AT WIMBLEHURST

horse announcing veterinary medicine, which my uncle, sizzling all the while, had coloured in careful portraiture of a Goodwood favourite, rewhitened; and I turned myself even more resolutely than before to Latin (until the passing of my preliminary examination enabled me to drop that), and then to mathematics and science.

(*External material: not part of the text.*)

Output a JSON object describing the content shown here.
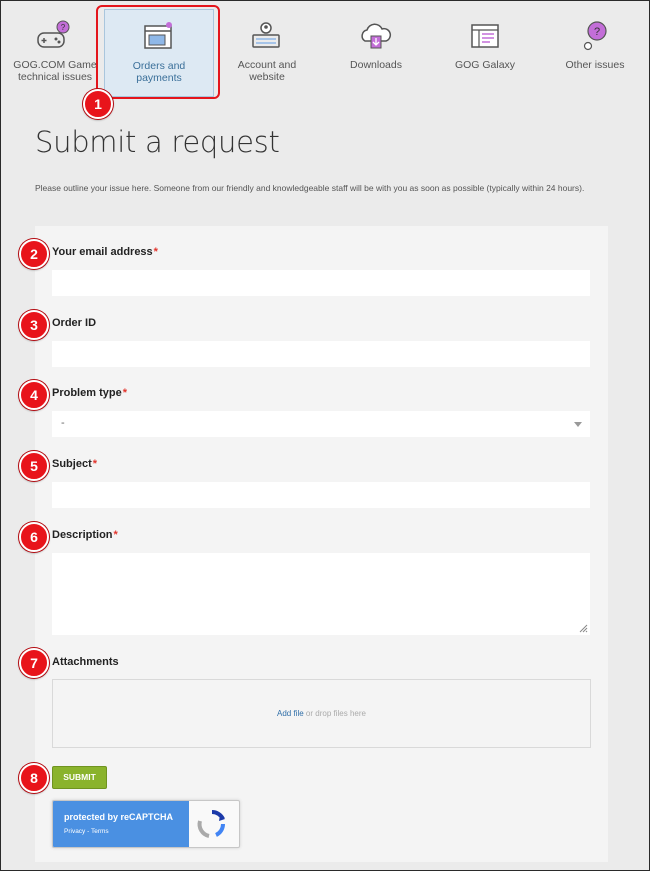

There were classes in Electricity and Magnetism at the Grammar School. I took a little "elementary" prize in that in my first year and a medal in my third; and in Chemistry and Human Physiology and Sound, Light and Heat, I did well. There was also a lighter, more discursive subject called Physiography, in which one ranged among the sciences and encountered Geology as a process of evolution from Eozoon to Eastry House, and Astronomy as a record of celestial movements of the most austere and invariable integrity. I learnt out of badly-written, condensed little text-books, and with the minimum of experiment, but still I learnt. Only thirty years ago it was, and I remember I learnt of the electric light as an expensive, impracticable toy, the telephone as a curiosity, electric traction as a practical absurdity. There was no argon, no radium, no phagocytes—at least to my knowledge, and aluminium was a dear infrequent metal. The fastest ships in the world went then at nineteen knots, and no one but a lunatic here and there ever thought it possible that men might fly.

Many things have happened since then, but the last glance I had of Wimblehurst two years ago remarked no change whatever in its pleasant tranquillity. They had not even built any fresh houses—at least not actually in the town, though about the station there had been some building. But it was a good place to do work in, for all its quiescence. I was soon beyond the small requirements of the Pharmaceutical Society's